### Exercise prompt:
Only the lines holding "title" are wanted here; copy each from the listing.

### Data section:
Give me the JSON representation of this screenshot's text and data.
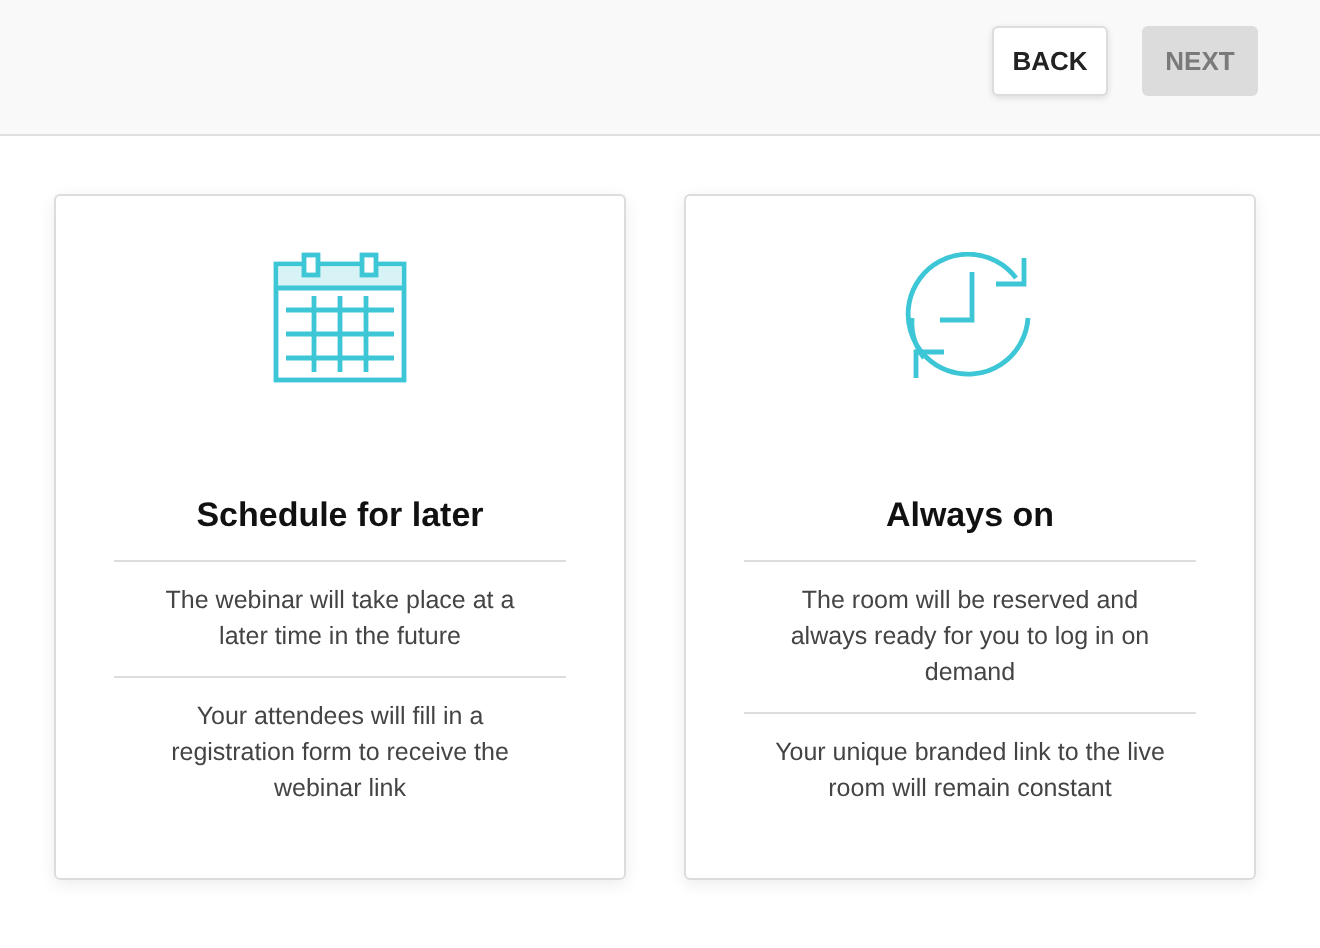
{
  "buttons": [
    {
      "label": "BACK",
      "disabled": false
    },
    {
      "label": "NEXT",
      "disabled": true
    }
  ],
  "cards": [
    {
      "kind": "calendar",
      "title": "Schedule for later",
      "lines": [
        "The webinar will take place at a later time in the future",
        "Your attendees will fill in a registration form to receive the webinar link"
      ]
    },
    {
      "kind": "clock",
      "title": "Always on",
      "lines": [
        "The room will be reserved and always ready for you to log in on demand",
        "Your unique branded link to the live room will remain constant"
      ]
    }
  ]
}
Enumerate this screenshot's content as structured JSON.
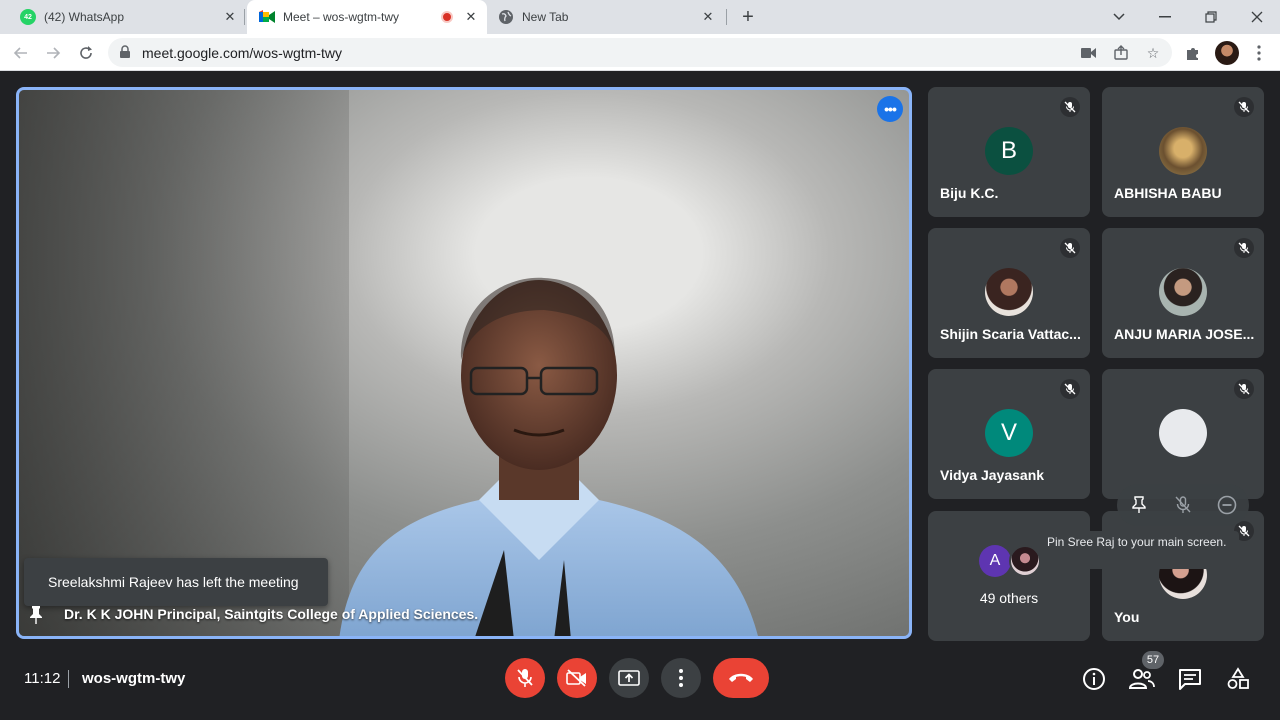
{
  "tabs": [
    {
      "title": "(42) WhatsApp",
      "badge": "42"
    },
    {
      "title": "Meet – wos-wgtm-twy"
    },
    {
      "title": "New Tab"
    }
  ],
  "address_bar": {
    "url": "meet.google.com/wos-wgtm-twy"
  },
  "main_video": {
    "speaker_name": "Dr. K K JOHN Principal, Saintgits College of Applied Sciences.",
    "toast": "Sreelakshmi Rajeev has left the meeting"
  },
  "participants": [
    {
      "name": "Biju K.C.",
      "initial": "B",
      "avatar_color": "#0b5040"
    },
    {
      "name": "ABHISHA BABU"
    },
    {
      "name": "Shijin Scaria Vattac..."
    },
    {
      "name": "ANJU MARIA JOSE..."
    },
    {
      "name": "Vidya Jayasank",
      "initial": "V",
      "avatar_color": "#00897b"
    },
    {
      "name": "Sree Raj"
    },
    {
      "others_label": "49 others",
      "others_initial": "A",
      "others_color": "#5e35b1"
    },
    {
      "name": "You"
    }
  ],
  "tooltip": "Pin Sree Raj to your main screen.",
  "bottom_bar": {
    "time": "11:12",
    "meeting_code": "wos-wgtm-twy",
    "participant_count": "57"
  },
  "colors": {
    "accent": "#8ab4f8",
    "danger": "#ea4335",
    "tile_bg": "#3c4043",
    "background": "#202124"
  }
}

### Written reply:
      "title": "Schedule for later",
      "title": "Always on",
      "title": "(42) WhatsApp",
      "title": "Meet – wos-wgtm-twy"
      "title": "New Tab"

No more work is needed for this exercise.